A sense of belonging

I’m not a religious person – in fact quite the reverse – but I do like music, and so I often visit the little church in our village when there is a concert.  It helps me that Monica sings in the choir, and it helps even more that I am one of four or five spouses who assist with the kind of things a choir needs help with from time to time.  We put up tables, we arrange chairs, we fetch, we carry, we take.  We help to tidy up afterwards, sweep and even mop floors and the like.  We know all the members of the choir as well as if we sang with them.

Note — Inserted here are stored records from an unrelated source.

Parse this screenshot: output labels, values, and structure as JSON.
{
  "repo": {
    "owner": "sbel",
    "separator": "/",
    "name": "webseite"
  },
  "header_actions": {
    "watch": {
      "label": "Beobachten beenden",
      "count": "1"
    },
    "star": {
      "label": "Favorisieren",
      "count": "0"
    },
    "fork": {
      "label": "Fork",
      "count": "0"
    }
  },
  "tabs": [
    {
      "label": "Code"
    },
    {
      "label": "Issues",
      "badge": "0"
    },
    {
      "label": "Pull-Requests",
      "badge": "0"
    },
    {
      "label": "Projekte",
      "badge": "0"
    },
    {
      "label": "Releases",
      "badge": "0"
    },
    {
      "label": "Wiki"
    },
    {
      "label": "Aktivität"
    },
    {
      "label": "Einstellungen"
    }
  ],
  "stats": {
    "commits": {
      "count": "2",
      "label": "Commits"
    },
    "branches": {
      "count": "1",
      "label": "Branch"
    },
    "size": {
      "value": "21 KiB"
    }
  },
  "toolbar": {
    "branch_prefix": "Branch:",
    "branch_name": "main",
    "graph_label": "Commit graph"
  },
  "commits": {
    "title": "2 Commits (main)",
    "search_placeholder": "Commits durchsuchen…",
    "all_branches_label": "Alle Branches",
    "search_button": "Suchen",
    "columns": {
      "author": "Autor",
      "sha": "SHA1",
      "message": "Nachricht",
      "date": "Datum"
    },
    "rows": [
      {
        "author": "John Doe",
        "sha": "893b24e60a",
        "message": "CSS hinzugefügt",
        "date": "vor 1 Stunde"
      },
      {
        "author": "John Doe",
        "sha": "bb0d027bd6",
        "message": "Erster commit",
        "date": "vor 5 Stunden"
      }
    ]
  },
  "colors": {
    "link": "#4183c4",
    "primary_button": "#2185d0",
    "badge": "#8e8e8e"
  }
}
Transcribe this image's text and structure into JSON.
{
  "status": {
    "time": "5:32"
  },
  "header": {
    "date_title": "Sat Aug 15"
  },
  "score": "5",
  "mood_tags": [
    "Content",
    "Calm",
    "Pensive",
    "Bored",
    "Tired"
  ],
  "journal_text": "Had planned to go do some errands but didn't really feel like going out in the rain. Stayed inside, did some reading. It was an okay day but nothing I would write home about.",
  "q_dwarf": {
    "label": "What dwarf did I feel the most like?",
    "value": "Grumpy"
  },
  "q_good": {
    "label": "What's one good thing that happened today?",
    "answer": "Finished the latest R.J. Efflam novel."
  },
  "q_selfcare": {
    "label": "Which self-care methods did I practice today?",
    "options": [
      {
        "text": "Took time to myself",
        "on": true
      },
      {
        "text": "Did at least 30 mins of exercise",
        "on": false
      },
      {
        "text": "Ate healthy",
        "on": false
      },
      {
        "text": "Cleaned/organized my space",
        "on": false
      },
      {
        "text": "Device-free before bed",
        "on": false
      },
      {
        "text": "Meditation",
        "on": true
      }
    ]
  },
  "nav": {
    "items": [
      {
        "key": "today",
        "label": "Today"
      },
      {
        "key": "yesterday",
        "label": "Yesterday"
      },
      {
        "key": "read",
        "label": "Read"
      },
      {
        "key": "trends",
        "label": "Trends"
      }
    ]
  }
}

And tonight they were having a Christmas concert:  no less than six Yuletide hymns which the congregation would sing, and about ten other songs, including six with soloists from the choir.  Yes, this is a good choir.  They could have had a separate soloist for each Christmas song they sang.

As far as the ‘Christmas message’ is concerned, this is nothing for me.  When I had my own company in another country a long time ago, we closed for Christmas the weekend before the winter solstice and opened again after twelfth night, so that my employees had a good long holiday with their families.  I see this season as a pagan one, although my reaction to it is naturally coloured by my childhood memories, and I do like a good sing-song.

But the thing which overwhelmed me this evening was a sense of belonging, and not just to the choir, although I have emphasised that above.  As soon as I entered the building, I was welcomed by just about everybody there, choir members, villagers come, like myself, to hear the music.  My hand was shaken till it nearly fell off.  I was clapped on the back, hugged by numberless women, wished the compliments of the season, asked about my health by people who really wanted to know.  I felt that I was a member of my village, that I would be missed if I were not there, all to a degree which I have never in my life felt before.  It was very moving and confirms what I felt on that day in 2005 when we drove up for the first time to view what was to become our house.  It felt as though I had at long last come home.

At that time I was still tied by the umbilical cord of the railway to my job in the big city, on the outskirts of which we had lived for so many years.  Retirement was several years away.  But I knew that, even if we did not buy this house, I would want us to buy another property near by.  And now, when we are thinking half-heartedly that it would be good not to have so many garden beds to manage, nor so many metres of path to shovel clear of snow in the winter, there is no question of our moving even to one of the neighbouring villages.  This little village of Malmköping is our home, and here are our friends, and we want to have them in walking distance.

Ah, home, sweet home!

© James Wilde 2015